I’ve been thinking about this a good bit. Certainly, I’m one of the lucky ones. I have the freedom to rearrange my schedule: to begin work early or continue into the evening as I seek respite from the afternoon heat.
Not everyone enjoys such luxury. The world is filled with people who spend their days in manual labor: farm workers, construction crews, roofers, garden and lawn care teams. Constrained by the realities of employment by others, they lack even minimal control over their days, and they, too, come home exhausted.
Because their stories are less often told, some believe such people have no stories to tell: that they are dull and uninspired, or by nature lacking in creativity. Some years ago, I learned of an English teacher who required her Anglo students to write essays each week, but required no essays from Hispanic students. Confronted on the issue, she seemed genuinely astonished. “But what would they write about?” she asked.
It’s an old attitude, neatly summed up in the assertion that certain people are better equipped for creativity — by education, by natural sensitivity, by intellect, training or talent — while the masses are mute by necessity. D.H. Lawrence gives voice to this attitude in Phoenix II. He writes:

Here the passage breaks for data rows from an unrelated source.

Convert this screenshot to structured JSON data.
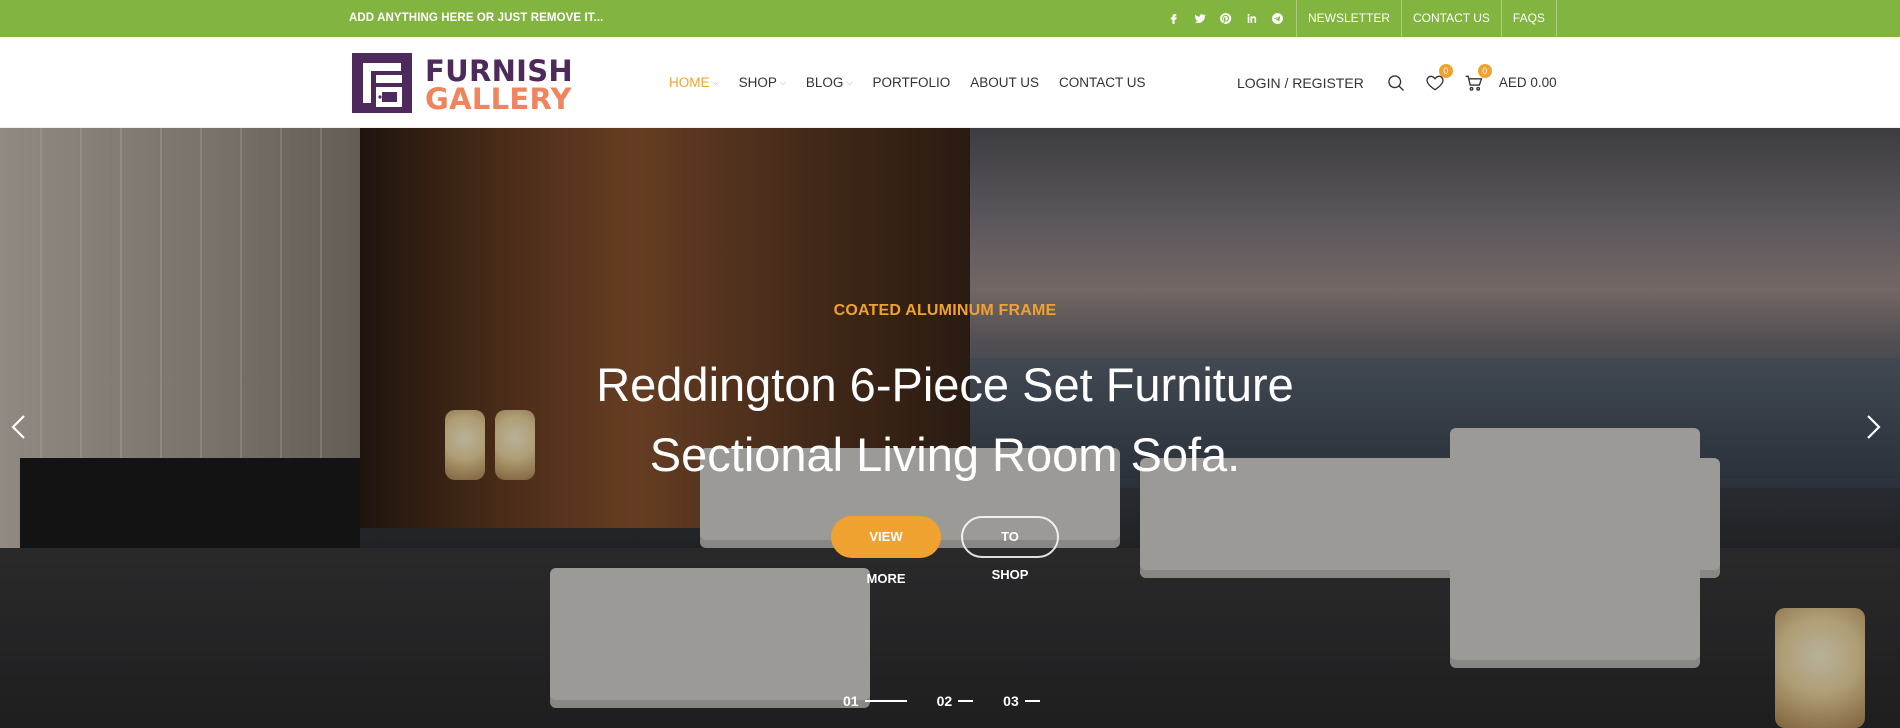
{
  "topbar": {
    "promo": "ADD ANYTHING HERE OR JUST REMOVE IT...",
    "socials": [
      "facebook-icon",
      "twitter-icon",
      "pinterest-icon",
      "linkedin-icon",
      "telegram-icon"
    ],
    "links": [
      "NEWSLETTER",
      "CONTACT US",
      "FAQS"
    ]
  },
  "header": {
    "logo_line1": "FURNISH",
    "logo_line2": "GALLERY",
    "nav": [
      {
        "label": "HOME",
        "active": true,
        "dropdown": true
      },
      {
        "label": "SHOP",
        "active": false,
        "dropdown": true
      },
      {
        "label": "BLOG",
        "active": false,
        "dropdown": true
      },
      {
        "label": "PORTFOLIO",
        "active": false,
        "dropdown": false
      },
      {
        "label": "ABOUT US",
        "active": false,
        "dropdown": false
      },
      {
        "label": "CONTACT US",
        "active": false,
        "dropdown": false
      }
    ],
    "login": "LOGIN / REGISTER",
    "wishlist_count": "0",
    "cart_count": "0",
    "cart_total": "AED 0.00"
  },
  "hero": {
    "subtitle": "COATED ALUMINUM FRAME",
    "title_line1": "Reddington 6-Piece Set Furniture",
    "title_line2": "Sectional Living Room Sofa.",
    "primary_button": "VIEW MORE",
    "secondary_button": "TO SHOP",
    "slides": [
      "01",
      "02",
      "03"
    ],
    "active_slide": "01"
  },
  "colors": {
    "topbar": "#82b440",
    "accent": "#f0a230",
    "logo_purple": "#4e2a5c",
    "logo_orange": "#f0845c"
  }
}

Life is more vivid in the dandelion than in the green fern, or than in the palm tree.
Life is more vivid in the snake than in the butterfly.
Life is more vivid in the wren than in the alligator.
Life is more vivid in me than in the Mexican who drives the wagon for me.
What is vivid here is the worst kind of prejudice, and a particularly offensive literary elitism. In fact, the people who tend our lawns, build our roads, harvest our crops and roof our homes might have delightful stories to tell, if only they weren’t so exhausted, and by necessity focused on the basic requirements for life.
In the world of “just folks,” hints of wonderfully creative communication abound. Yarn-spinners in cafes, musicians in bars and juke joints, story-telling mothers with children gathered around: each has something to offer, and not all are as uneducated or unsophisticated as we sometimes assume.
Not long ago, I pulled up behind a lawn-care trailer at a stoplight. A little rickety, a bit rusty, its apparently hand-made sign assured potential customers that the crew was eager and trustworthy, competent and willing to do both commercial and residential work. There was the expected phone number and website address, but just below the sign, there was another, smaller sign that gave pause. It said, “My Name is Ismael. Call Me.”
After I stopped laughing, I thought about Ismael, wondering what story he might tell had he the time, the freedom, and the energy. For that matter, what stories would any of our construction workers, roofers, farm laborers, or truckers tell if they had the time, the freedom, and the energy?
Day Laborers at Hopson Plantation ~ Clarksdale, Mississippi, 1940
Whenever I see a mother walking her children home in the heat; a housekeeper washing windows in full afternoon sun; a woman struggling toward a laundromat with an unwieldy bundle, I find myself wondering: “What verse might she write, had she her own solitude, silence, and rest?”
Out on the docks, the summer heat continues to rise. As silent birds tuck themselves ever more deeply into the dappled shade of their trees, they begin, ever so tentatively, to sing. Watching and listening, remembering Ismael and all of the unnamed co-workers who surround him, I wonder again: given respite from their labors and some freedom to rest in the shade, what songs might our hidden birds sing?